Our analysis is informed by two relevant sociological theories: Andrew Abbott’s theory of professions and Richard Whitley’s theory of scientific work. These complementary concepts are connected in order to demonstrate that ECA has failed so far to provide scientific authority for professional research assessment.

This argument is based on an empirical investigation of the extent of reputational control in the relevant research area. Using three measures of reputational control that are computed from longitudinal inter-organizational networks in ECA (1972–2016), we show that peripheral and isolated actors contribute the same number of novel bibliometric indicators as central actors. In addition, the share of newcomers to the academic sector has remained high.

These findings demonstrate that recent methodological debates in ECA have not been accompanied by the formation of an intellectual field in the sociological sense of a reputational organization.

Therefore, we conclude that a growing gap exists between an academic sector with little capacity for collective action and increasing demand for routine performance assessment by research organizations and funding agencies.

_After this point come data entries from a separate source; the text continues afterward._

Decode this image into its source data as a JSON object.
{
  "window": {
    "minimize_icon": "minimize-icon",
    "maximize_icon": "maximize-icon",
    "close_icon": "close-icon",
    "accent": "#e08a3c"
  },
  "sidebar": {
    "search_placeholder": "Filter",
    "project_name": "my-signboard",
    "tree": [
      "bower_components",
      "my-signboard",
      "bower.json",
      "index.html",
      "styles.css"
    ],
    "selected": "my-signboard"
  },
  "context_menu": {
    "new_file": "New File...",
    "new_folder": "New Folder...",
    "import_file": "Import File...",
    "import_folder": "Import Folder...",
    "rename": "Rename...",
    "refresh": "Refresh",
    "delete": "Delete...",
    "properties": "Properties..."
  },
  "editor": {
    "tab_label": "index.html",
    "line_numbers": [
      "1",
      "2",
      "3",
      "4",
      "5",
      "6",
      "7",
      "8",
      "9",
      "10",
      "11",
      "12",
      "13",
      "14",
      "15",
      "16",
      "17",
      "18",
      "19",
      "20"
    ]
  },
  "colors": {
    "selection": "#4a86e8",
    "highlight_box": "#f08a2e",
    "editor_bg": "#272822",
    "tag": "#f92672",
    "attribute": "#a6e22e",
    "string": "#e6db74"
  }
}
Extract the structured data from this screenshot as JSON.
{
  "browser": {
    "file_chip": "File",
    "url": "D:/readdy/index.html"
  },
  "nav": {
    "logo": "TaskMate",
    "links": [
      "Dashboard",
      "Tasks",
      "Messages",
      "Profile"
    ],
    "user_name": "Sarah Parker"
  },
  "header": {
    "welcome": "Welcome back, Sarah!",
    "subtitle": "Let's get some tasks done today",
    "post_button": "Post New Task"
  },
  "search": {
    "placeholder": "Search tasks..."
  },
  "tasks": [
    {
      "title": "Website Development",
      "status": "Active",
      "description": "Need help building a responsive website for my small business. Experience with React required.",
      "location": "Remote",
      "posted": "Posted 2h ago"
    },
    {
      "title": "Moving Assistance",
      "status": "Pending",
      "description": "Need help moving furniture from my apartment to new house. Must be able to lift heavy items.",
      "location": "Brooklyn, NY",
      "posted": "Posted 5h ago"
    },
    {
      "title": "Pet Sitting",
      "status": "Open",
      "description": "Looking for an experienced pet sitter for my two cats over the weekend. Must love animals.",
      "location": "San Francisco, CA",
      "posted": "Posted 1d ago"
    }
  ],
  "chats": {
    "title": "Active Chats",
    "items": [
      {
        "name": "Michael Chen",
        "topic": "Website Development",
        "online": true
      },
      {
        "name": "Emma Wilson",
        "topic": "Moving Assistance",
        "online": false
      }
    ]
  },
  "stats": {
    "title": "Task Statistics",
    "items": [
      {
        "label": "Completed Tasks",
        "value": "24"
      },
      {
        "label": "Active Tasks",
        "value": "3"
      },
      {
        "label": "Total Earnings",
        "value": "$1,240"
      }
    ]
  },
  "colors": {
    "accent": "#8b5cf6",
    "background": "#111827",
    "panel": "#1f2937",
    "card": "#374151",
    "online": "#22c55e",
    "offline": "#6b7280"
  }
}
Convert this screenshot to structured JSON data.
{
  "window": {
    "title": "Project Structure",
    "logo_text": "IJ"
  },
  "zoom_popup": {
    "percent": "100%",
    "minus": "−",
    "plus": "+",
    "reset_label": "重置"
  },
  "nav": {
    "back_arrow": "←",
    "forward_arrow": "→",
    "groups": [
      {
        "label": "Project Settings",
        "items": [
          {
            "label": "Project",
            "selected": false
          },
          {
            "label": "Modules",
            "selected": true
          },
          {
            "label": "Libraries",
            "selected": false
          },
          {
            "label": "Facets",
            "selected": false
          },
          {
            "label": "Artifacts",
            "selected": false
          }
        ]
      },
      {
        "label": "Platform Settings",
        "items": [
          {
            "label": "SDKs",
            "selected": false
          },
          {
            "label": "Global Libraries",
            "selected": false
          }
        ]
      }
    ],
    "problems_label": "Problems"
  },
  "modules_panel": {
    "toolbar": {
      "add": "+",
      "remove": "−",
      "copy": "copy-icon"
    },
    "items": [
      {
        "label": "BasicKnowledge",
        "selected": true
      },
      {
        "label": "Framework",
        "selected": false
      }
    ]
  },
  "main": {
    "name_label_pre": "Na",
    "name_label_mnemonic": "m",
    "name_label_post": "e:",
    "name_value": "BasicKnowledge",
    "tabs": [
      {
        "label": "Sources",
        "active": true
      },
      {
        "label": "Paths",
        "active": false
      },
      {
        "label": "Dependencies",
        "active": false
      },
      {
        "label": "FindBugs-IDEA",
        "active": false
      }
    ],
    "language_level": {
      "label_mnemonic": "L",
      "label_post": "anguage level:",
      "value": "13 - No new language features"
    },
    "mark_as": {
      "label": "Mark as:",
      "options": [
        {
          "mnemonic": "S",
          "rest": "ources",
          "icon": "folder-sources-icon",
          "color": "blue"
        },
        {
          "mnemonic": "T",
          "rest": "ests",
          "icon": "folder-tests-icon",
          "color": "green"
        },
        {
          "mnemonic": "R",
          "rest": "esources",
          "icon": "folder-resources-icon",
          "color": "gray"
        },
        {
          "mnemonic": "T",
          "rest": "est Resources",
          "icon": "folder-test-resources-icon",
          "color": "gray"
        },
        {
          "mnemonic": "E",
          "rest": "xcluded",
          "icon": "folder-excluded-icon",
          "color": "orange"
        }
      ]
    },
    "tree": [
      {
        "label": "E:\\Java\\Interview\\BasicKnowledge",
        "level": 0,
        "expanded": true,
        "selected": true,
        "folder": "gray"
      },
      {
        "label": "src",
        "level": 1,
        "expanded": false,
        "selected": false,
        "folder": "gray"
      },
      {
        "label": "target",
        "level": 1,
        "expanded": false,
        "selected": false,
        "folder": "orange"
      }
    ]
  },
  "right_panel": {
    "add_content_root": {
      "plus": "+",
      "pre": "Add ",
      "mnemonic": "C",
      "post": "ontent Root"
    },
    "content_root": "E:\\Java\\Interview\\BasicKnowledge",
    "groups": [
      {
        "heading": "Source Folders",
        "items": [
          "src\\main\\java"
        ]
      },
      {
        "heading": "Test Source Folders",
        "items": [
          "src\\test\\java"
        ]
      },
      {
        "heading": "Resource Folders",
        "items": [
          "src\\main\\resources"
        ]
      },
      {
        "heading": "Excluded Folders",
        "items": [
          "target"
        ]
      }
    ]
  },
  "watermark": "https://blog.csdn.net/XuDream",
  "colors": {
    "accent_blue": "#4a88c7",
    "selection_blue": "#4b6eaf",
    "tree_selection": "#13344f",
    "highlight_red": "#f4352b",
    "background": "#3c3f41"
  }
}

This gap has been filled by database providers. By selecting and distributing research metrics, these commercial providers have gained a powerful role in defining de-facto standards of research excellence without being challenged by expert authority.

URL : Does bibliometric research confer legitimacy to research assessment practice? A sociological study of reputational control, 1972-2016

DOI : https://doi.org/10.1371/journal.pone.0199031

Opium in science and society: Numbers

Authors : Julian N. Marewski, Lutz Bornmann

In science and beyond, numbers are omnipresent when it comes to justifying different kinds of judgments. Which scientific author, hiring committee-member, or advisory board panelist has not been confronted with page-long “publication manuals”, “assessment reports”, “evaluation guidelines”, calling for p-values, citation rates, h-indices, or other statistics in order to motivate judgments about the “quality” of findings, applicants, or institutions?

Yet, many of those relying on and calling for statistics do not even seem to understand what information those numbers can actually convey, and what not. Focusing on the uninformed usage of bibliometrics as worrysome outgrowth of the increasing quantification of science and society, we place the abuse of numbers into larger historical contexts and trends.

These are characterized by a technology-driven bureaucratization of science, obsessions with control and accountability, and mistrust in human intuitive judgment. The ongoing digital revolution increases those trends.

We call for bringing sanity back into scientific judgment exercises. Despite all number crunching, many judgments – be it about scientific output, scientists, or research institutions – will neither be unambiguous, uncontroversial, or testable by external standards, nor can they be otherwise validated or objectified.

Under uncertainty, good human judgment remains, for the better, indispensable, but it can be aided, so we conclude, by a toolbox of simple judgment tools, called heuristics.

In the best position to use those heuristics are research evaluators (1) who have expertise in the to-be-evaluated area of research, (2) who have profound knowledge in bibliometrics, and (3) who are statistically literate.

URL : https://arxiv.org/abs/1804.11210

How to counter undeserving authorship

Authors: Stefan Eriksson, Tove Godskesen, Lars Andersson, Gert Helgesson

The average number of authors listed on contributions to scientific journals has increased considerably over time. While this may be accounted for by the increased complexity of much research and a corresponding need for extended collaboration, several studies suggest that the prevalence of non-deserving authors on research papers is alarming.

In this paper a combined qualitative and quantitative approach is suggested to reduce the number of undeserving authors on academic papers: 1) ask scholars who apply for positions to explain the basics of a random selection of their co-authored papers, and 2) in bibliometric measurements, divide publications and citations by the number of authors.

URL : How to counter undeserving authorship

DOI : http://doi.org/10.1629/uksg.395